MC: Thank you for explaining that process! I love the use of a phone SIM cards, bank account transaction history, and real-time photo for digital identity verification. To continue: Recently, Senator Elizabeth Warren has been promoting Freedom from Equifax Exploitation (FREE) Act to give control over credit and personal information back to consumers. Talk to me about how your solution could have prevented the Equifax breach? And, what is your view on the credit freezes?
BH: ID.me’s goal is to replace static identifiers with devices and biometrics. To accomplish that, we still need name, DOB, and SSN to understand the identity that is claimed, but once that identity is enrolled, and the login builds a history of reputable use then the trust in the association of the identity to the login is greater as well. The problem in the market is that a lot of organizations are still using static identifiers as passwords; for example, you can call customer service still and reset password using name, DOB, and last four of SSN. In a post-Equifax world, that’s negligent at best because that data is public.
Credit freezes are problematic because they’re like a tourniquet. You prevent more damage at the expense of making your own access to online services harder. A better way is to use a registered login – a digital credential – that represents the static identity as a gate for high-risk transactions.
For example, if someone is filing your tax return, it would be pretty terrific for the IRS to ask your bank to send you a push notification to confirm that you are in fact taking that action. That notification network is something we’ve built at ID.me and we’re anxious to see it more broadly adopted.
MC: The distinct advantage is the multiple identity provider verification. If you had to advise a government agency on managing and improving identity theft for its citizens, what would it be?
BH: Governments should ask: Is our identity solution significantly better than what is available today? Perfect access and perfect security are never going to happen, especially with the demographic challenges associated with identity (i.e., homeless, millennials relying on their parents, seniors without smartphones, citizens without broadband access). There will always be a certain amount of fraud. But the goal is almost like the payments ecosystem system; yeah, there’s credit card fraud, yeah there are chargebacks, but it’s a cost of doing business because the overall model is working pretty well. Ultimately, have reasonable expectations and examine whether a solution can make you substantially better off than you are today, even if it’s not perfect. In almost all cases, government should buy versus build.

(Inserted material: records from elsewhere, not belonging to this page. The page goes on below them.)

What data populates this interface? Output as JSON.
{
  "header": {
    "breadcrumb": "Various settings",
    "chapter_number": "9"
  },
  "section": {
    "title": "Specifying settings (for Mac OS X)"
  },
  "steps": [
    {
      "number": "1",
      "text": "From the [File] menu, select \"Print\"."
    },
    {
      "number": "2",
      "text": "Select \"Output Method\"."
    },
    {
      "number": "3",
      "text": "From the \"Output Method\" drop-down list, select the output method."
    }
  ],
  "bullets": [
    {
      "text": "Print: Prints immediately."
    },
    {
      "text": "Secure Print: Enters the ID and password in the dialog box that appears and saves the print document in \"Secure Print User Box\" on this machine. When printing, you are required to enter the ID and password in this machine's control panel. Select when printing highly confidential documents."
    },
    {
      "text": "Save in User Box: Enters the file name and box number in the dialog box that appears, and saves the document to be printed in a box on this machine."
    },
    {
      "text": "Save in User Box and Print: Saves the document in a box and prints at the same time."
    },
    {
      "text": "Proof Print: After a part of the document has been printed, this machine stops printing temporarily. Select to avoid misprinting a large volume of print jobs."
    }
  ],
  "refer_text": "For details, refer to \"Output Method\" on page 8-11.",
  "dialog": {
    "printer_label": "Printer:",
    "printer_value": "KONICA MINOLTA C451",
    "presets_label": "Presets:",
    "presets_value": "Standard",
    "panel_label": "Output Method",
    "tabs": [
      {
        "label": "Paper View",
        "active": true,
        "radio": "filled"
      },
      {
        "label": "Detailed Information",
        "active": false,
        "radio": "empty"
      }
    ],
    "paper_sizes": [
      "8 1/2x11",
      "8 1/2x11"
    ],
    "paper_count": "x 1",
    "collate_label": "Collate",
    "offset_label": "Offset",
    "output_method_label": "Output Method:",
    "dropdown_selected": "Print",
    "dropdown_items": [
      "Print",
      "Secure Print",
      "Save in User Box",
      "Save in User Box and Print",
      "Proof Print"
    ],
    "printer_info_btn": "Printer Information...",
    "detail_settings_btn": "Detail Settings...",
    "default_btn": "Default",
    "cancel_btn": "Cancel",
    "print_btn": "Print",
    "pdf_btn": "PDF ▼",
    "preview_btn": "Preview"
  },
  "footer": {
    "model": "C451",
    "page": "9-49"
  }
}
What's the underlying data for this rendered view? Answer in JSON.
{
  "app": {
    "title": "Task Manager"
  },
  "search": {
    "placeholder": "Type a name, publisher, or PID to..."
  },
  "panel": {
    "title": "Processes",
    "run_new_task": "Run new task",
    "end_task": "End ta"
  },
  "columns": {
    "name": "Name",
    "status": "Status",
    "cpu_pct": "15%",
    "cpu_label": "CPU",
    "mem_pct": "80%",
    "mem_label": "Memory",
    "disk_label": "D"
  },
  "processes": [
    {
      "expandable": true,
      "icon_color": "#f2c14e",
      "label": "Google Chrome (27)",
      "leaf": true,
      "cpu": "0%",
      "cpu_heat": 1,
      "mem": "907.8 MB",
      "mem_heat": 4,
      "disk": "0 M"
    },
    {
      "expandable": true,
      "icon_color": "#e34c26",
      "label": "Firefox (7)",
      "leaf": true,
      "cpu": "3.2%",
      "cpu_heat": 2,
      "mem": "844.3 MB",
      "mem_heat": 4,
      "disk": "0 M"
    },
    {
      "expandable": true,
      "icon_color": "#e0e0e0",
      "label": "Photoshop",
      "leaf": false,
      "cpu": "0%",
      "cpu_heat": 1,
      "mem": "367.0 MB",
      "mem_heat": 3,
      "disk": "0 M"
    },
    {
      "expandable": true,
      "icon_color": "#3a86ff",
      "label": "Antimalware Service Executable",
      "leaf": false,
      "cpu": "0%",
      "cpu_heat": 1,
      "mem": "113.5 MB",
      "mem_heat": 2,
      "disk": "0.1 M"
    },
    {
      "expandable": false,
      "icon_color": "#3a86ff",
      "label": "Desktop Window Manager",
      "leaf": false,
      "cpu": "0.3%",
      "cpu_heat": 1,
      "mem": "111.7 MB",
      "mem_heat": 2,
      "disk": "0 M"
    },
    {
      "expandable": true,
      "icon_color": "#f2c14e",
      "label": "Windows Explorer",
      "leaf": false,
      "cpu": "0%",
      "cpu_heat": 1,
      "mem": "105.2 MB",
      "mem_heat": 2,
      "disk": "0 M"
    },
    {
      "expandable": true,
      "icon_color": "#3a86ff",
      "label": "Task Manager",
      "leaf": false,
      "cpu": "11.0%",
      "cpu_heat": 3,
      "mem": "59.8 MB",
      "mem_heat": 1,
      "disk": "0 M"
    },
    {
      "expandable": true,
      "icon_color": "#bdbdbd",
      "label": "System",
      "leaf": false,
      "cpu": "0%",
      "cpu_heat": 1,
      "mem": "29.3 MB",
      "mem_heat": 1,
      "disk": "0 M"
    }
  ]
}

MC: That was a great example! Also, what would be your advice to a military veteran wanting to become an entrepreneur?
BH: My favorite piece of advice is from Peter Theil: “The number of startups that should be started is equivalent to the number of secrets that are in the market that nobody knows about.” And I love that quote because it means that fundamentally startups are about learning.
Every successful startup goes through two major pivots to their business model before they kind-of find what they were meant to do. So, my biggest advice is always to make sure that you’re solving the core problem and not a symptom of the problem. And never quit digging and reassessing your validations and assumptions until you’re down to that core problem; then assess whether that core problem is something that you want to spend the next decade of your life fixing because that’s what it takes to go to a real company.